(TASK DESCRIPTION) Line filter on the word "content": copy each matching line from the entries.

(Records drawn from a dataset)
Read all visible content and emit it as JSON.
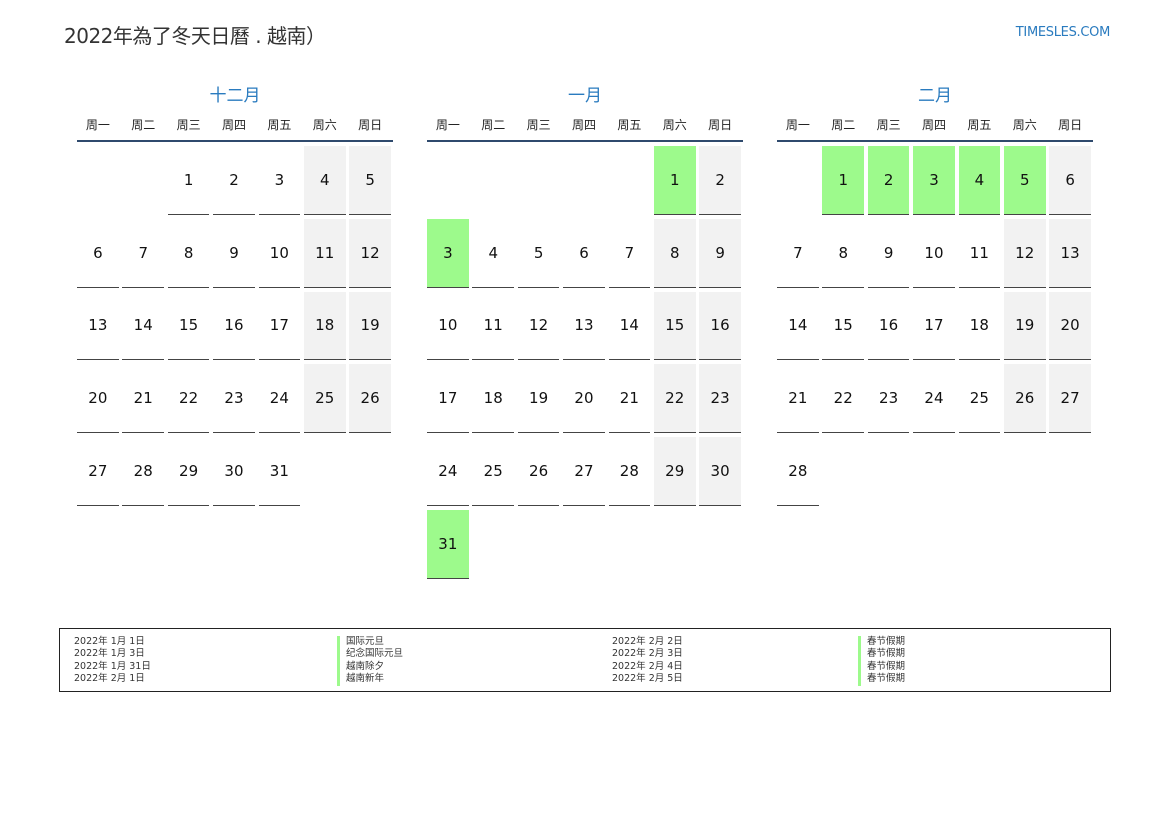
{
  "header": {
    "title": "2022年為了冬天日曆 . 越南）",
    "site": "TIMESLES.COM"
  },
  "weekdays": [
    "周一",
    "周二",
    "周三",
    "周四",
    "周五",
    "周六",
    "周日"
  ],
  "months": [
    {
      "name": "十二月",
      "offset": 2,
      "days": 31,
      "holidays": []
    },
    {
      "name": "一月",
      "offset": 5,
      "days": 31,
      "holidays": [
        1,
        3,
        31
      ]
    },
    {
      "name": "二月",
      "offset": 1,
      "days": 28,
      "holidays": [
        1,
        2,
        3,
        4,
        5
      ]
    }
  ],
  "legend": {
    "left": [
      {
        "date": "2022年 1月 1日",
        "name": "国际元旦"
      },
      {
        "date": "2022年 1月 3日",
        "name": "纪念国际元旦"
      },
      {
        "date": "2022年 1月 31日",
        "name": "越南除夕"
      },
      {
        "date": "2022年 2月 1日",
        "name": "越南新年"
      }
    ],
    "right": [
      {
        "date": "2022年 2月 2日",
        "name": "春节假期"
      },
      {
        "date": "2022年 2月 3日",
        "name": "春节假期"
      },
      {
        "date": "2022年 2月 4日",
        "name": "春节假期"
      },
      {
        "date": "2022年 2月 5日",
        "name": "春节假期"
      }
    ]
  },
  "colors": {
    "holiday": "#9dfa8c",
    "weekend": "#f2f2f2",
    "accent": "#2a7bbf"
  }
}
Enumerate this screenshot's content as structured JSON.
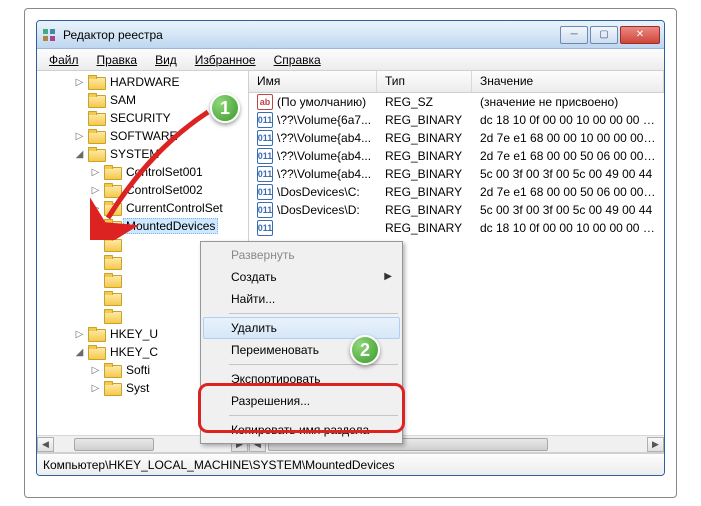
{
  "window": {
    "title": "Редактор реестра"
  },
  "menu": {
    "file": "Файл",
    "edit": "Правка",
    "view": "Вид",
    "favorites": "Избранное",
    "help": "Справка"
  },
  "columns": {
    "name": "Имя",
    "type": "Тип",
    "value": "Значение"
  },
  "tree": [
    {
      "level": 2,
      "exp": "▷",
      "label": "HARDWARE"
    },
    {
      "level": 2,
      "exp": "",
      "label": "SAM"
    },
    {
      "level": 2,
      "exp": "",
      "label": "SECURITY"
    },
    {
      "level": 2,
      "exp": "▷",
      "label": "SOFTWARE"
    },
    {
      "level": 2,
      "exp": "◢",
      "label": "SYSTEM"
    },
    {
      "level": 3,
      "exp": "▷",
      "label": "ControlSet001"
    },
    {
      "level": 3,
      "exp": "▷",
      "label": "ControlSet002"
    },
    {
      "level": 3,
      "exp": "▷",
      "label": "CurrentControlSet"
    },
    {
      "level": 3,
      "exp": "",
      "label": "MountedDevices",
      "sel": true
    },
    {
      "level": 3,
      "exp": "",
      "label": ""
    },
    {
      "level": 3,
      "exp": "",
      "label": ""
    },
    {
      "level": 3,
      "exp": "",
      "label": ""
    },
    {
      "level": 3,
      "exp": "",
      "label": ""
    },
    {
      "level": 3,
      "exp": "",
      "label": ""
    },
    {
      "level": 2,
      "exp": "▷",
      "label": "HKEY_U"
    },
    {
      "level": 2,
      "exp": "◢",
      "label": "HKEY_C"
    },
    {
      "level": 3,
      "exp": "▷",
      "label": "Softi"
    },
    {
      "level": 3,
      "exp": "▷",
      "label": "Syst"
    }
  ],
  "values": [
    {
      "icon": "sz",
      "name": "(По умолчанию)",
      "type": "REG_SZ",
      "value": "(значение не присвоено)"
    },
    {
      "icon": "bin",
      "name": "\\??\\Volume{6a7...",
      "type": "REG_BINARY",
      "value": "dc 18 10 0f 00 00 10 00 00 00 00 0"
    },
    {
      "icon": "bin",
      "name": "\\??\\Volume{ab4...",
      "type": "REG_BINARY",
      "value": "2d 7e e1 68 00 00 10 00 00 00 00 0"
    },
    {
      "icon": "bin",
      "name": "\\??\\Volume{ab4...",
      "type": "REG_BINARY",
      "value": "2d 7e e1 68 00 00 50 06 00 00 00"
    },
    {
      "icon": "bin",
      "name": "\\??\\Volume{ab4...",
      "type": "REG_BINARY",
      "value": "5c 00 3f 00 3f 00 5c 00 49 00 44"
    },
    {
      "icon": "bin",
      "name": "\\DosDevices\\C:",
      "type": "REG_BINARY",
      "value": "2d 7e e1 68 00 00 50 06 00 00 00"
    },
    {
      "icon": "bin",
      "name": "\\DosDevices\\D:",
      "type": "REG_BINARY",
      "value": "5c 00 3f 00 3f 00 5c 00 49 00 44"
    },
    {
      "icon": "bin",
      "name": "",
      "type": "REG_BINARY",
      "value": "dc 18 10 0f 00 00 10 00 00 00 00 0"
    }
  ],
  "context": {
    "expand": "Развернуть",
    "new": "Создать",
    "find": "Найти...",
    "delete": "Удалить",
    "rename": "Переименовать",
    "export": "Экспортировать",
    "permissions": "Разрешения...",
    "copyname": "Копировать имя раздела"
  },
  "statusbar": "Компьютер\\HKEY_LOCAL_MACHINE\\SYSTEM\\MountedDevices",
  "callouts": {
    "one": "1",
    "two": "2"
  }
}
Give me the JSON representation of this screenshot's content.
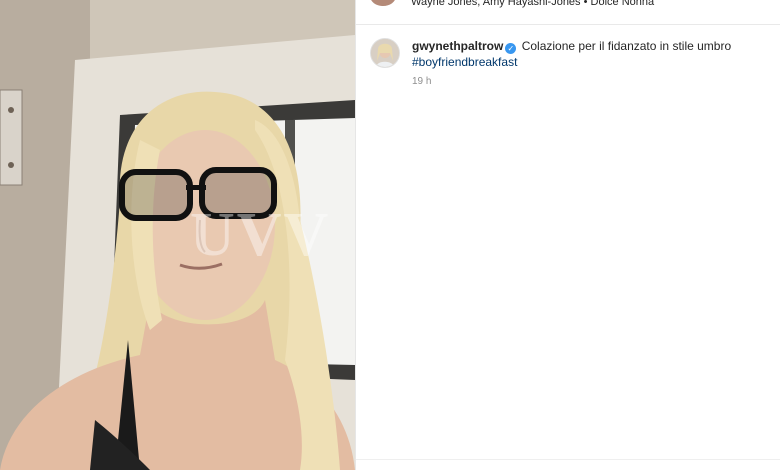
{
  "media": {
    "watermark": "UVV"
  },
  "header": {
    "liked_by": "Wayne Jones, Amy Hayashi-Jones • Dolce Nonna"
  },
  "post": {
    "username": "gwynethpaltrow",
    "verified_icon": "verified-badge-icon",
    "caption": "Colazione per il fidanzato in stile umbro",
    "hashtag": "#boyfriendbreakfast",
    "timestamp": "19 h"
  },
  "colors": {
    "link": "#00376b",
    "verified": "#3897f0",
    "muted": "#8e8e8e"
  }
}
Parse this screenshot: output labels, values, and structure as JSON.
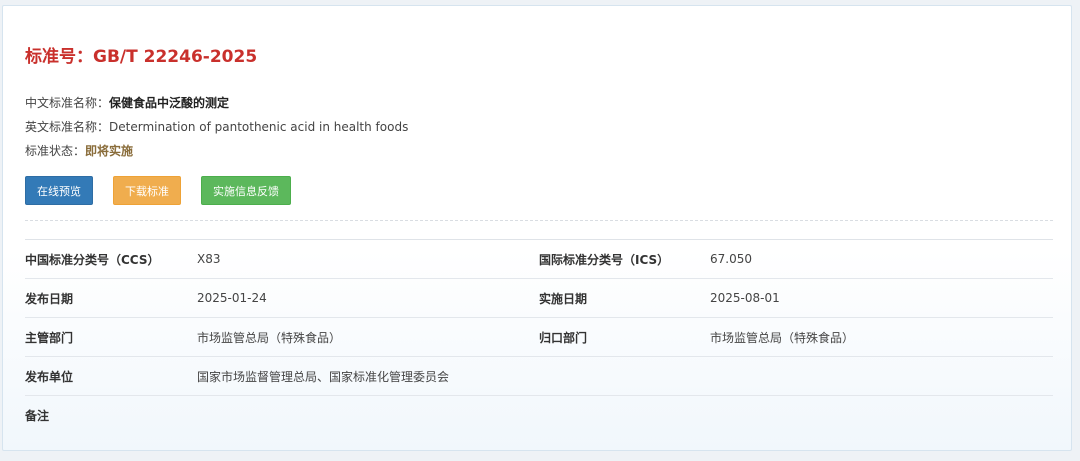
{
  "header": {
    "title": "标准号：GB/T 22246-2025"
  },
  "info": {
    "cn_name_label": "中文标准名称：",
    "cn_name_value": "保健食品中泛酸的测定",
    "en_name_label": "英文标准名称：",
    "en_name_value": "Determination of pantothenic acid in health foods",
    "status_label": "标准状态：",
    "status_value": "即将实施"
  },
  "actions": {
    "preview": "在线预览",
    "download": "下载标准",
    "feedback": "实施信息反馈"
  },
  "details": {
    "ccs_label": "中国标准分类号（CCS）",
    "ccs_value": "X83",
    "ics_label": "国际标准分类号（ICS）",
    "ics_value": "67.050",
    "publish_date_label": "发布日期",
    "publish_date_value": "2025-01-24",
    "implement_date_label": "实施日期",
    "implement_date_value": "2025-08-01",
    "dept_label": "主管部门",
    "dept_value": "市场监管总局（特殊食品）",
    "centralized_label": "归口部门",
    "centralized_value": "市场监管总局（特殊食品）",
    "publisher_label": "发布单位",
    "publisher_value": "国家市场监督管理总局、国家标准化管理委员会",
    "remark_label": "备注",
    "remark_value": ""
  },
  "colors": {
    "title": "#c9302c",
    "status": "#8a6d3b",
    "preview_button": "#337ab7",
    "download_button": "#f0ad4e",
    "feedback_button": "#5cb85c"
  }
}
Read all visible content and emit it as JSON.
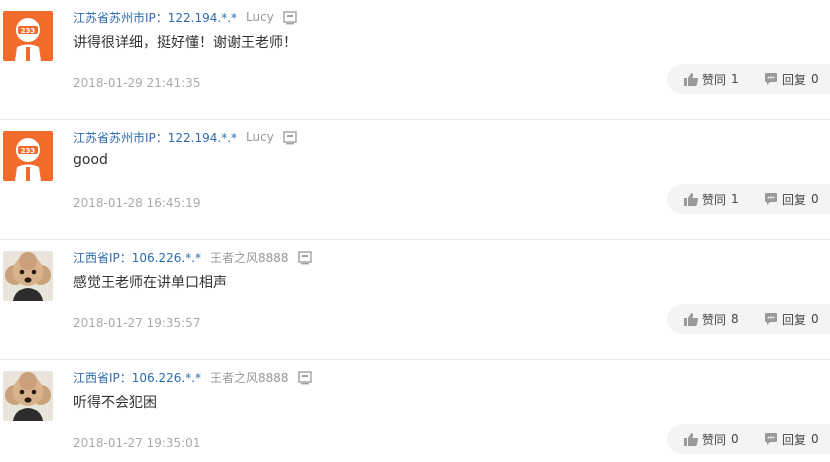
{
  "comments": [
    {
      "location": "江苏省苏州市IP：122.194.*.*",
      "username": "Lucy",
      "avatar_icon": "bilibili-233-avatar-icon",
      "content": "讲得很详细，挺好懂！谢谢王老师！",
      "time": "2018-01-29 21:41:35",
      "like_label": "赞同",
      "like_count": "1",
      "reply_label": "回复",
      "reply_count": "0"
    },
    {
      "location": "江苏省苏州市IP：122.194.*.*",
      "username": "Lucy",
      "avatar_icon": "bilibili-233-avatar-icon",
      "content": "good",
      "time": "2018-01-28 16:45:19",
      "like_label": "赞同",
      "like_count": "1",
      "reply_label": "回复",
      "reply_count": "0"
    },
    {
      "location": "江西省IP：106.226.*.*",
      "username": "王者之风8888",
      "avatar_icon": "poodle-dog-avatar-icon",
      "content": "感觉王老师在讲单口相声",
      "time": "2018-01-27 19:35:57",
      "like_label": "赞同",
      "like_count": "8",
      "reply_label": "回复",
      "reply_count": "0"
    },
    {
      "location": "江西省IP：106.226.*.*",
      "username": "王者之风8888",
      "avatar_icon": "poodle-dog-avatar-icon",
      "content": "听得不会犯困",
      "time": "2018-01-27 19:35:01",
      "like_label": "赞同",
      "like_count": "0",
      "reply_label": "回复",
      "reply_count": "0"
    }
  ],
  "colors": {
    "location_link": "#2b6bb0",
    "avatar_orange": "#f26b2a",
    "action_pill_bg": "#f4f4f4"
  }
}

(SOLUTION)
Read all visible content and emit it as JSON.
Enumerate this screenshot's content as structured JSON.
Give me the JSON representation of this screenshot's content.
Read all visible content and emit it as JSON.
      "content": "讲得很详细，挺好懂！谢谢王老师！",
      "content": "good",
      "content": "感觉王老师在讲单口相声",
      "content": "听得不会犯困",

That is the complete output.